History of Chinese science at Cambridge

9 February 2008

The rapid economic and political rise of China in recent decades has joined the longer-lasting progress of science and technology as one of the most significant forces transforming our world. But have you ever wondered why China needed to adopt modern science and technology from the West? Did it not have a scientific tradition of its own? Questions such as these gave rise to the establishment of research in the history of Chinese science, technology and medicine, both traditional and, to a lesser extent, contemporary. This field of research was largely born at Cambridge, which remains one of the best places in the world to pursue such studies.

Popular histories of many aspects of our civilisation often begin with the phrase “Already the ancient Greeks…”. Chinese achievements are mentioned much less frequently, and only among contributions to technology or material culture, such as paper-making and silk-weaving, gunpowder, mariner’s compass or printing.

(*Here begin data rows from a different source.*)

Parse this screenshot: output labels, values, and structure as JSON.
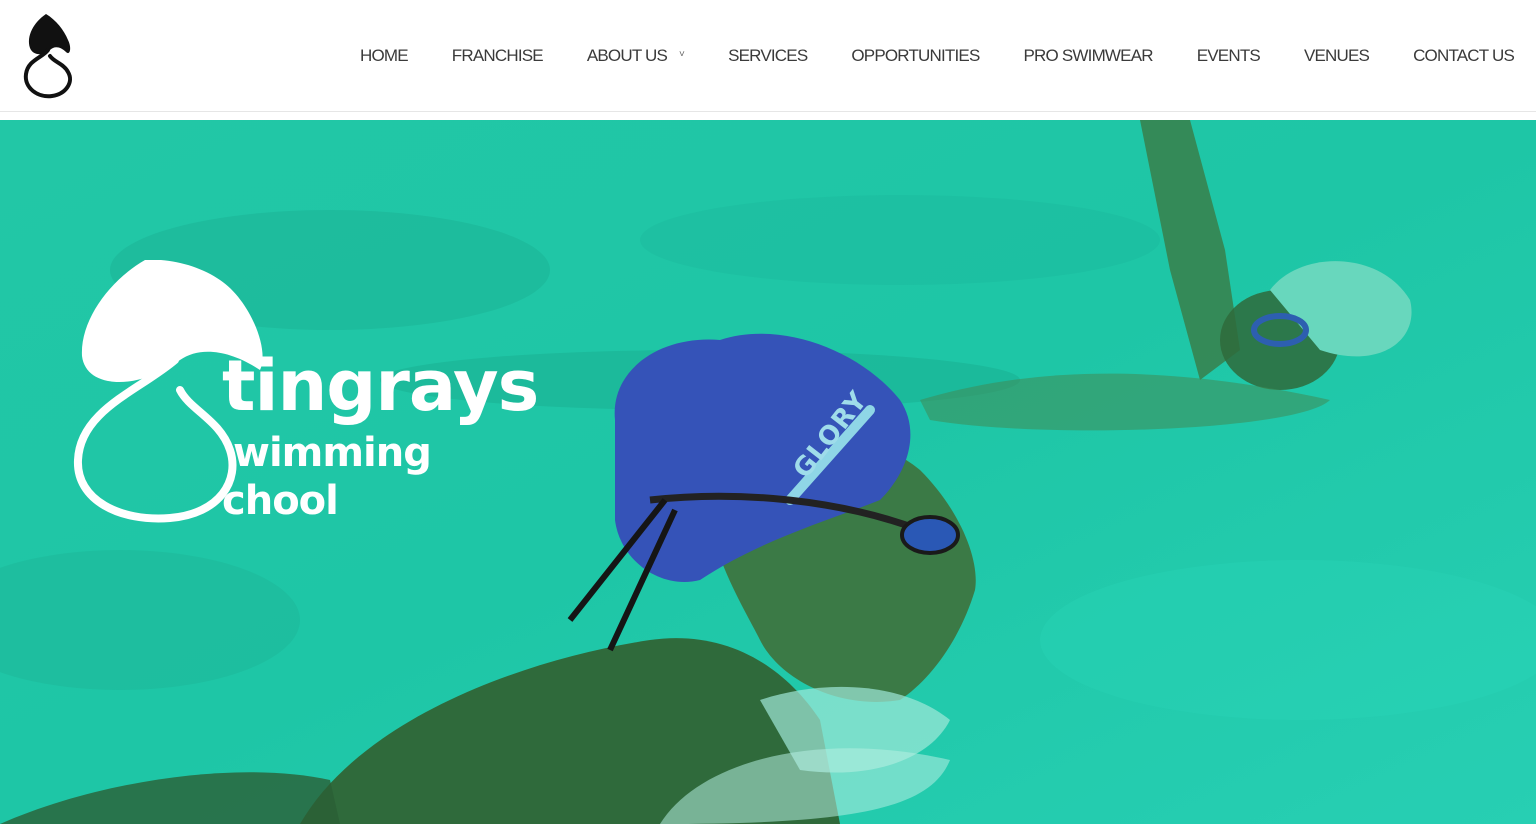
{
  "header": {
    "logo_icon": "stingray-s-logo-icon",
    "nav": [
      {
        "label": "HOME",
        "has_dropdown": false
      },
      {
        "label": "FRANCHISE",
        "has_dropdown": false
      },
      {
        "label": "ABOUT US",
        "has_dropdown": true
      },
      {
        "label": "SERVICES",
        "has_dropdown": false
      },
      {
        "label": "OPPORTUNITIES",
        "has_dropdown": false
      },
      {
        "label": "PRO SWIMWEAR",
        "has_dropdown": false
      },
      {
        "label": "EVENTS",
        "has_dropdown": false
      },
      {
        "label": "VENUES",
        "has_dropdown": false
      },
      {
        "label": "CONTACT US",
        "has_dropdown": false
      }
    ],
    "dropdown_glyph": "˅"
  },
  "hero": {
    "brand": {
      "line1": "tingrays",
      "line2": "wimming",
      "line3": "chool"
    },
    "cap_text": "GLORY",
    "overlay_color": "#1fc9a8"
  }
}
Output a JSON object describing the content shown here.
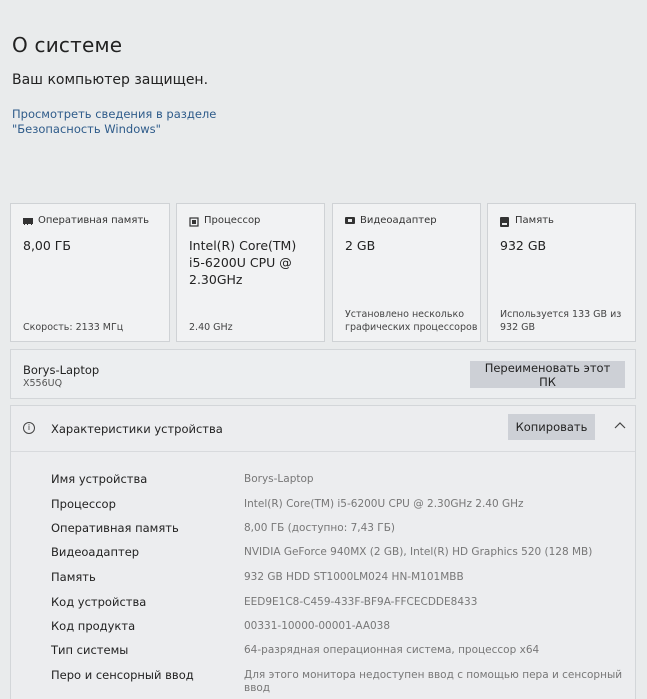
{
  "header": {
    "title": "О системе",
    "protected_text": "Ваш компьютер защищен.",
    "security_link": "Просмотреть сведения в разделе \"Безопасность Windows\""
  },
  "cards": [
    {
      "label": "Оперативная память",
      "icon": "ram-icon",
      "value": "8,00 ГБ",
      "foot": "Скорость: 2133 МГц"
    },
    {
      "label": "Процессор",
      "icon": "processor-icon",
      "value": "Intel(R) Core(TM) i5-6200U CPU @ 2.30GHz",
      "foot": "2.40 GHz"
    },
    {
      "label": "Видеоадаптер",
      "icon": "gpu-icon",
      "value": "2 GB",
      "foot": "Установлено несколько графических процессоров"
    },
    {
      "label": "Память",
      "icon": "storage-icon",
      "value": "932 GB",
      "foot": "Используется 133 GB из 932 GB"
    }
  ],
  "pc": {
    "name": "Borys-Laptop",
    "model": "X556UQ",
    "rename_label": "Переименовать этот ПК"
  },
  "specs": {
    "title": "Характеристики устройства",
    "copy_label": "Копировать",
    "rows": [
      {
        "label": "Имя устройства",
        "value": "Borys-Laptop"
      },
      {
        "label": "Процессор",
        "value": "Intel(R) Core(TM) i5-6200U CPU @ 2.30GHz   2.40 GHz"
      },
      {
        "label": "Оперативная память",
        "value": "8,00 ГБ (доступно: 7,43 ГБ)"
      },
      {
        "label": "Видеоадаптер",
        "value": "NVIDIA GeForce 940MX (2 GB), Intel(R) HD Graphics 520 (128 MB)"
      },
      {
        "label": "Память",
        "value": "932 GB HDD ST1000LM024 HN-M101MBB"
      },
      {
        "label": "Код устройства",
        "value": "EED9E1C8-C459-433F-BF9A-FFCECDDE8433"
      },
      {
        "label": "Код продукта",
        "value": "00331-10000-00001-AA038"
      },
      {
        "label": "Тип системы",
        "value": "64-разрядная операционная система, процессор x64"
      },
      {
        "label": "Перо и сенсорный ввод",
        "value": "Для этого монитора недоступен ввод с помощью пера и сенсорный ввод"
      }
    ]
  }
}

Until the 1940s, it was possible and usual to claim that China did not have anything resembling theoretical science, only techniques and technologies applied in practice. Existence of systems of mathematical, astronomical and medical knowledge in traditional China was known to a few specialists but not generally taken very seriously.This changed with Joseph Needham’s project ‘Science and Civilisation in China’ (SCC). Needham (1900 – 1995), originally a Cambridge-based biochemist, set out to map the entire scope of natural-scientific knowledge and related technologies in the history of the Chinese civilisation. The work had, however, a higher ambition than a plain description: Needham wanted to investigate the causes of Chinese science developing as it did and, especially, not as the Western science did, i.e. towards the ‘Modern science’. This is the famous ‘Needham question’: Why did China not produce distinctively modern science despite having been in many ways ahead of Europe for some fourteen previous centuries? Needham, a heavily Marxist-leaning historian, suggested some answers based on the structure of traditional Chinese society, but the question remains open and controversial – many scholars expressed doubts if it makes sense to ask it at all.

Although he died in 1995, his legacy is carried on by the Needham Research Institute–a library and educational charity affiliated to the Cambridge University. The institute houses and keeps on expanding J. Needham’s unique collection of publications about East Asian science; it also provides funding for visiting scholars to work with this collection. Needham’s work and research direction inspired many people in the East and West – including me some 9 years ago. I have since pursued research on various aspects of history of Chinese science and technology, ranging from history of iron metallurgy and artificial waterways, to my current research interest: Chinese mathematics. Perhaps the ongoing research at the Needham Research Institute will eventually answer Needham’s question and allow us to understand rapid development of modern science in China.